* [Data records for software interfaces]

"""

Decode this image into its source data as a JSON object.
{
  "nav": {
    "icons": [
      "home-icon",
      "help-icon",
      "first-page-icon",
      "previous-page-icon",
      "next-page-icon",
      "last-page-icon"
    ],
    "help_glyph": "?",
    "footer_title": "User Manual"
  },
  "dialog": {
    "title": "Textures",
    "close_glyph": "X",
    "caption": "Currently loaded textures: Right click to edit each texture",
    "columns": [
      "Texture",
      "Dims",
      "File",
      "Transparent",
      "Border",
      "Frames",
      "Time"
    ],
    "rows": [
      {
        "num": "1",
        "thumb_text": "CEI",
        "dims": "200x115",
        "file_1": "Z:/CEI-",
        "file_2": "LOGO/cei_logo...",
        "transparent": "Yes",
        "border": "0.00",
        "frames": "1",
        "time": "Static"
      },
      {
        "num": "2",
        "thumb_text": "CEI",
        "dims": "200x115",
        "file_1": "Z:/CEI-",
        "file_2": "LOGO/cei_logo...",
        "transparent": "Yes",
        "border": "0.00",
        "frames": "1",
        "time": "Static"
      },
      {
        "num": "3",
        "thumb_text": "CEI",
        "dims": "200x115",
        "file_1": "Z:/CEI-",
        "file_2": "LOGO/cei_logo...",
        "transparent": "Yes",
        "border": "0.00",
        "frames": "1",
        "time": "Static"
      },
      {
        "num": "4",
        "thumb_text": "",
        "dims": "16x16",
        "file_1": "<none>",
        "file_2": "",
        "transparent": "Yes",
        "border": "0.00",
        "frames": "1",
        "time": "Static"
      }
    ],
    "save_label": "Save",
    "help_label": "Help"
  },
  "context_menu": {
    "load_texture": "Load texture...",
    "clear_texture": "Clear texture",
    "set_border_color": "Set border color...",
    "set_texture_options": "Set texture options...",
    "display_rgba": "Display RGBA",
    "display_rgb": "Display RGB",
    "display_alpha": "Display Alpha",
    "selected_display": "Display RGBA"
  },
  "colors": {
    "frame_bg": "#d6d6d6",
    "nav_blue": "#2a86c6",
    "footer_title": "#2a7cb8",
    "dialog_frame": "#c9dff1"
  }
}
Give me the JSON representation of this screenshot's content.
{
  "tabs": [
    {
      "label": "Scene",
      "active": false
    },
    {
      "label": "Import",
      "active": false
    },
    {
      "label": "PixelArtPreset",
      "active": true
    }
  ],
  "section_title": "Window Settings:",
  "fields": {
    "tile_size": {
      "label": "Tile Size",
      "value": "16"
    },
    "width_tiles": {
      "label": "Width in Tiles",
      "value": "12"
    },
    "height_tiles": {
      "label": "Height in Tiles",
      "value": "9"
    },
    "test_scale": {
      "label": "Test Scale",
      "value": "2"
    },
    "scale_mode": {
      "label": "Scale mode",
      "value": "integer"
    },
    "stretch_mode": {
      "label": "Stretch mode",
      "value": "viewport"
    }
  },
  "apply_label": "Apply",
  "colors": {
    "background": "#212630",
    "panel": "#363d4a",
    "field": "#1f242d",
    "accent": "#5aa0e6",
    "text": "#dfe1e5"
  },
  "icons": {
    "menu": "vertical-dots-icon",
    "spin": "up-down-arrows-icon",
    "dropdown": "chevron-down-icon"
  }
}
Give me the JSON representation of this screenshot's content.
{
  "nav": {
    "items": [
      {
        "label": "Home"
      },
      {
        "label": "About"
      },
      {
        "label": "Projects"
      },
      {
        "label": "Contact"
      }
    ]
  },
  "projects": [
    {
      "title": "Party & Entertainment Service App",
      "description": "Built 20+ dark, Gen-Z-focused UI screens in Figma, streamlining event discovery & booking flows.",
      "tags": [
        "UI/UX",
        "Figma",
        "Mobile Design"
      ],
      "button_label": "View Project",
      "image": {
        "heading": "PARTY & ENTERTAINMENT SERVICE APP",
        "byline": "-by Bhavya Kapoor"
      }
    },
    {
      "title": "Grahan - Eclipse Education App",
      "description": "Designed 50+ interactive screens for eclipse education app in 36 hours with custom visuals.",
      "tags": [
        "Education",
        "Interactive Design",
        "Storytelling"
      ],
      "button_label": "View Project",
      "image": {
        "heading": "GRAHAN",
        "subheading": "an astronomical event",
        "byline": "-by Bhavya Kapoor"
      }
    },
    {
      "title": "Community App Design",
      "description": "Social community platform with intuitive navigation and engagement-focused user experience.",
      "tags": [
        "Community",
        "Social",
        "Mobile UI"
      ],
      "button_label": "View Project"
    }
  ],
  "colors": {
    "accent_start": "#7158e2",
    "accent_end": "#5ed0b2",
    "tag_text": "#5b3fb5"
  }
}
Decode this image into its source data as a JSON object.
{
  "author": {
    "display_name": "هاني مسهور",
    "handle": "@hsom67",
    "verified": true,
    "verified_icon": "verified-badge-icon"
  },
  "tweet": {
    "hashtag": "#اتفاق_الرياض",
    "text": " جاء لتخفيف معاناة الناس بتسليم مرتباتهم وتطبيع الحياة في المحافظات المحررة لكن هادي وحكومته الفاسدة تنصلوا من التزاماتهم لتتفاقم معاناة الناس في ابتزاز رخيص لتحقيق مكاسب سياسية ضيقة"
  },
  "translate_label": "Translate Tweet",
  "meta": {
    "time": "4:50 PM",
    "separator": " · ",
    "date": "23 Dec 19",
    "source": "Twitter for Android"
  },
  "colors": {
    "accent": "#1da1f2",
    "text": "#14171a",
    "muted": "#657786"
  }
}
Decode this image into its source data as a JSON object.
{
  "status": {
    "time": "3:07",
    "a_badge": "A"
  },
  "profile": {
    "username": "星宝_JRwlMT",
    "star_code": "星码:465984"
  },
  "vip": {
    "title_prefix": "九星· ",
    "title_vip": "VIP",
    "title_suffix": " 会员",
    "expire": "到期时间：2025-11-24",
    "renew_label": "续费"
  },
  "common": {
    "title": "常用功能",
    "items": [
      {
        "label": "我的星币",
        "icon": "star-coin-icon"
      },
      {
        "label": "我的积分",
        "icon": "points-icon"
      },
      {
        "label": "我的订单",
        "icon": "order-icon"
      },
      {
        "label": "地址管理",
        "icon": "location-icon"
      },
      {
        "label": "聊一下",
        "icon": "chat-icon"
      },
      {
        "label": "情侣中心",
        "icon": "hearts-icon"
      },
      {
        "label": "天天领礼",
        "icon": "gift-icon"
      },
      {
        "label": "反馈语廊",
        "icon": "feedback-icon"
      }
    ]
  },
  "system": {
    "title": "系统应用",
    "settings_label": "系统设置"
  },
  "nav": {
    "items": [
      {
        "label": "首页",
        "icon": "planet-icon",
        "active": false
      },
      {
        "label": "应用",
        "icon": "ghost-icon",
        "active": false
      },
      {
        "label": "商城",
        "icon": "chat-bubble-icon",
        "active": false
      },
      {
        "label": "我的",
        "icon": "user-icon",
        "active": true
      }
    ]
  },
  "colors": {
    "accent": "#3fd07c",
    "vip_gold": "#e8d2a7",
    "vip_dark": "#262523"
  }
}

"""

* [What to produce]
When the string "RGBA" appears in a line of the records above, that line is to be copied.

* [Task answer]
    "display_rgba": "Display RGBA",
    "selected_display": "Display RGBA"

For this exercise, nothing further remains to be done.